Creating interesting and stimulating working environments is the zeitgeist. The buzz around new ways of working has brought words like co-working, nomads, neighbourhoods and sprints into our everyday lexicon.
What this means is that thankfully, finally, we have moved away from the belief that blue carpet tiles and suspended ceilings, with their fluorescent lights and ill considered layouts, are in any way conducive to bringing out the best in people. It’s provoked even the most corporate of companies to take a close look at how they nurture talent, work in new ways, and create environments that will improve their output.
Better working environments are finally in the mainstream!
This is good news! I studied and practiced architecture, and have always believed in the power of place and design to influence behaviour. I wrote about it in the Architectural Review a few years ago in “Practice as Neighbourhood” with our friends at Hawkins\Brown Architects.
We've loved our current studio since we moved in in 2010. It was studio project #1 - and we saw the regeneration potential to bring a fire damaged grade II listed building back to life and transform it into one of the best creative hubs in Manchester.
It's hard to regulate the temperature, and the roof springs more holes than Swiss cheese - but 24 Lever Street has become an inherent part of our work, our play, and our celebrations. We love it. Everyone who visits it loves it. It's shaped who we are. It’s our homestead.
But as our agency has grown, we’ve hit a problem. We don’t want to leave, but we’ve filled the space and are still growing. It’s starting to affect how we collaborate. We need different experiential zones, to spread out, to provide spaces for individuals and teams. We need spatial contrasts - quiet and loud, soft and hard, for individual focus and for group collaboration.
Talking to other business owners - this seems to be a shared concern. The urban fabric of our beloved Northern Quarter contains exactly the texture of buildings that forward thinking businesses want to occupy - but there are extremely limited options for larger floorplates. So as companies grow, they either need to fragment their team across floors or even buildings, or move out of the area.
This threatens part of the spirit of Manchester’s Northern Quarter and its continued development into a world renowned neighbourhood of creativity. What a shame it will be if successful creative enterprises are forced to leave the area, due to their growth.
We were also mulling the “lost spaces” of our cities - our rooftops - and the often cited shortage of good public / semi-public space in Manchester. So a couple of summers ago we were part of a community initiative to bring the rooftop of our adjacent building to life, with a rooftop project supported by our very open-minded landlords and the tireless Atul Bansal.
This is now a space for for all for the tenants of the building and for wider community events. To sit out in the sunshine, join yoga classes, watch film screenings, grow vegetables, and more - it’s been a great success. However with the limitations of temporary access, and no servicing - it could work so much better with a some further creative thinking.
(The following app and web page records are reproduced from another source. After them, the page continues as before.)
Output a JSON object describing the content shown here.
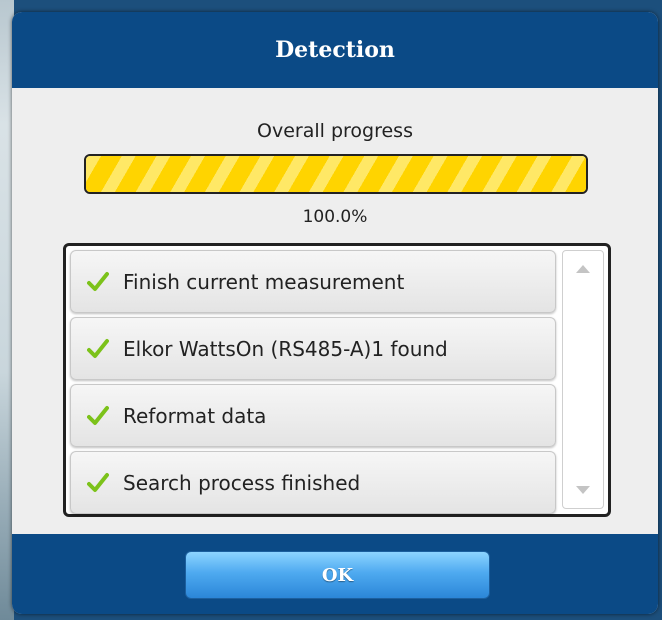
{
  "dialog": {
    "title": "Detection",
    "ok_label": "OK"
  },
  "progress": {
    "label": "Overall progress",
    "percent_text": "100.0%",
    "value": 100
  },
  "tasks": [
    {
      "label": "Finish current measurement",
      "status": "done",
      "icon": "check-icon"
    },
    {
      "label": "Elkor WattsOn (RS485-A)1 found",
      "status": "done",
      "icon": "check-icon"
    },
    {
      "label": "Reformat data",
      "status": "done",
      "icon": "check-icon"
    },
    {
      "label": "Search process finished",
      "status": "done",
      "icon": "check-icon"
    }
  ],
  "colors": {
    "header": "#0b4a86",
    "progress_fill": "#ffd400",
    "check": "#7cc21a",
    "ok_button": "#4eaaf0"
  }
}
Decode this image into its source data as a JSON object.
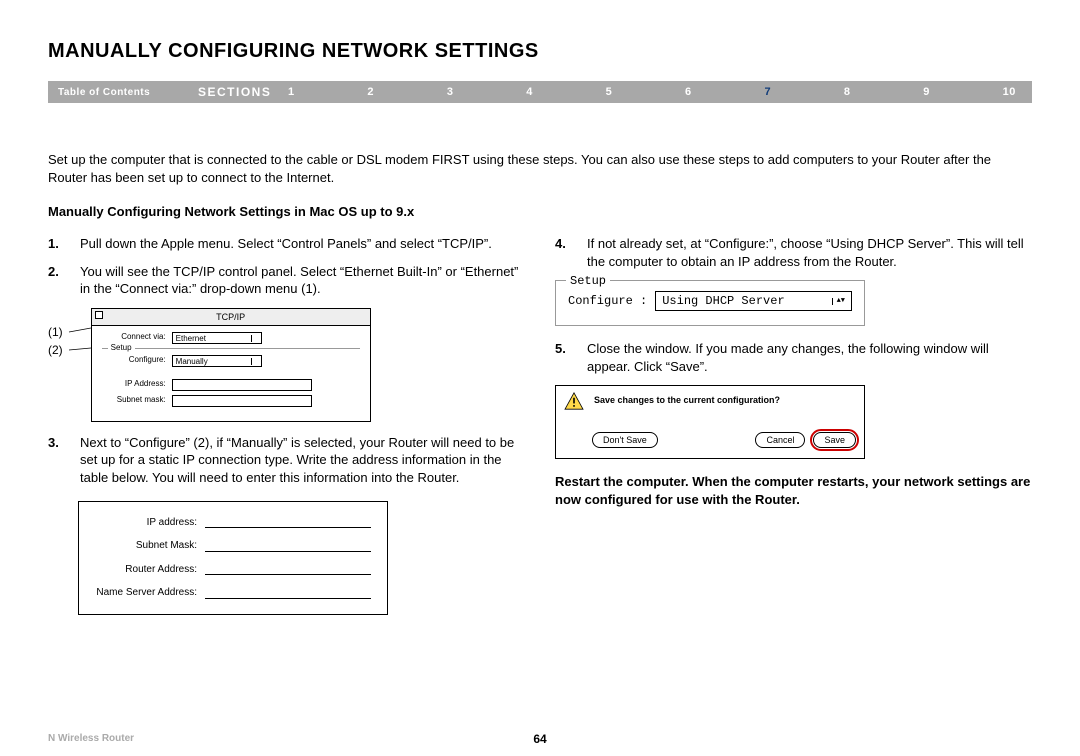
{
  "title": "MANUALLY CONFIGURING NETWORK SETTINGS",
  "nav": {
    "toc": "Table of Contents",
    "sections": "SECTIONS",
    "items": [
      "1",
      "2",
      "3",
      "4",
      "5",
      "6",
      "7",
      "8",
      "9",
      "10"
    ],
    "active_index": 6
  },
  "intro": "Set up the computer that is connected to the cable or DSL modem FIRST using these steps. You can also use these steps to add computers to your Router after the Router has been set up to connect to the Internet.",
  "subhead": "Manually Configuring Network Settings in Mac OS up to 9.x",
  "left": {
    "steps": [
      {
        "n": "1.",
        "t": "Pull down the Apple menu. Select “Control Panels” and select “TCP/IP”."
      },
      {
        "n": "2.",
        "t": "You will see the TCP/IP control panel. Select “Ethernet Built-In” or “Ethernet” in the “Connect via:” drop-down menu (1)."
      },
      {
        "n": "3.",
        "t": "Next to “Configure” (2), if “Manually” is selected, your Router will need to be set up for a static IP connection type. Write the address information in the table below. You will need to enter this information into the Router."
      }
    ],
    "callout1": "(1)",
    "callout2": "(2)",
    "tcpip": {
      "title": "TCP/IP",
      "connect_label": "Connect via:",
      "connect_value": "Ethernet",
      "setup_label": "Setup",
      "configure_label": "Configure:",
      "configure_value": "Manually",
      "ip_label": "IP Address:",
      "subnet_label": "Subnet mask:"
    },
    "addr_table": {
      "rows": [
        "IP address:",
        "Subnet Mask:",
        "Router Address:",
        "Name Server Address:"
      ]
    }
  },
  "right": {
    "steps_a": [
      {
        "n": "4.",
        "t": "If not already set, at “Configure:”, choose “Using DHCP Server”. This will tell the computer to obtain an IP address from the Router."
      }
    ],
    "setup": {
      "legend": "Setup",
      "label": "Configure :",
      "value": "Using DHCP Server"
    },
    "steps_b": [
      {
        "n": "5.",
        "t": "Close the window. If you made any changes, the following window will appear. Click “Save”."
      }
    ],
    "save_dialog": {
      "msg": "Save changes to the current configuration?",
      "dont": "Don't Save",
      "cancel": "Cancel",
      "save": "Save"
    },
    "restart": "Restart the computer. When the computer restarts, your network settings are now configured for use with the Router."
  },
  "footer": {
    "product": "N Wireless Router",
    "page": "64"
  }
}
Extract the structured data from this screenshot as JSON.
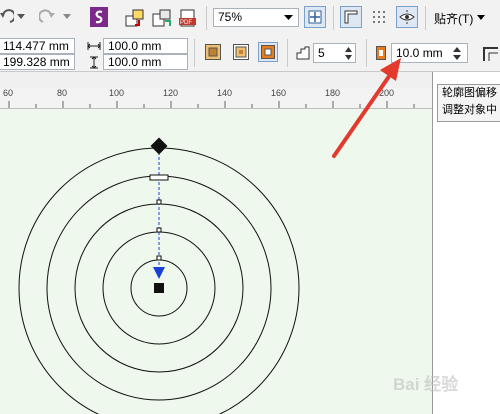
{
  "toolbar": {
    "zoom_value": "75%",
    "snap_label": "贴齐(T)",
    "colors": {
      "accent": "#7b2a8a",
      "arrow": "#e23b2e"
    }
  },
  "property_bar": {
    "x_value": "114.477 mm",
    "y_value": "199.328 mm",
    "width_value": "100.0 mm",
    "height_value": "100.0 mm",
    "steps_value": "5",
    "offset_value": "10.0 mm"
  },
  "ruler": {
    "ticks": [
      "60",
      "80",
      "100",
      "120",
      "140",
      "160",
      "180",
      "200"
    ]
  },
  "tooltip": {
    "line1": "轮廓图偏移",
    "line2": "调整对象中"
  },
  "watermark": {
    "text": "Bai 经验"
  }
}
The phrase "what if" is uttered a lot at The Neighbourhood. We like to speculate, to dream, to let wild ideas run. To “go wide” before we “go narrow”.
Could we provide a much improved community serviced rooftop space AND a larger floor for our creative business? It’s grade 2 listed, part of a conservation area, overlooks Stevenson Square and it’s fully occupied - but we decided not to let those potential obstacles get in the way. Where there’s a good idea, there’s a way!
What if !?
Fast forward over a year of designing, collaborating, several meetings with the planners and consultations with local businesses and residents - we have formal planning permission with a wonderful scheme designed by our (Stirling Prize nominated) friends at Hawkins\Brown Architects. It’s also their first project to achieve planning permission from their new Manchester studio.
Unashamedly modern, but taking its design cues, proportions and materials from the local context, the rooftop project will provide our neighbourhood with room to grow, and a much improved and managed event rooftop event space for a range of events - even including an all important canopy for the rare Manchester rain shower!
The building has already stood for over a century, and our aspiration is that this extension should make a lasting positive contribution to the building, the local economy, and in the immediate term to our team, our friends and our community minded collaborators.
Now the next stage is to bring this vision to reality - it’s the really exciting bit! We’re getting stuck into the spirited design and detail of the fabric of the building, and “going deep” to really interrogate how our environment can really promote deep work and innovation.
Two of our objectives at The Neighbourhood are to “make this the best place to work in the world” and “create the best work of our lives”. This project will play a key role towards realising both of those.
We'll keep you posted.!
01 August 2016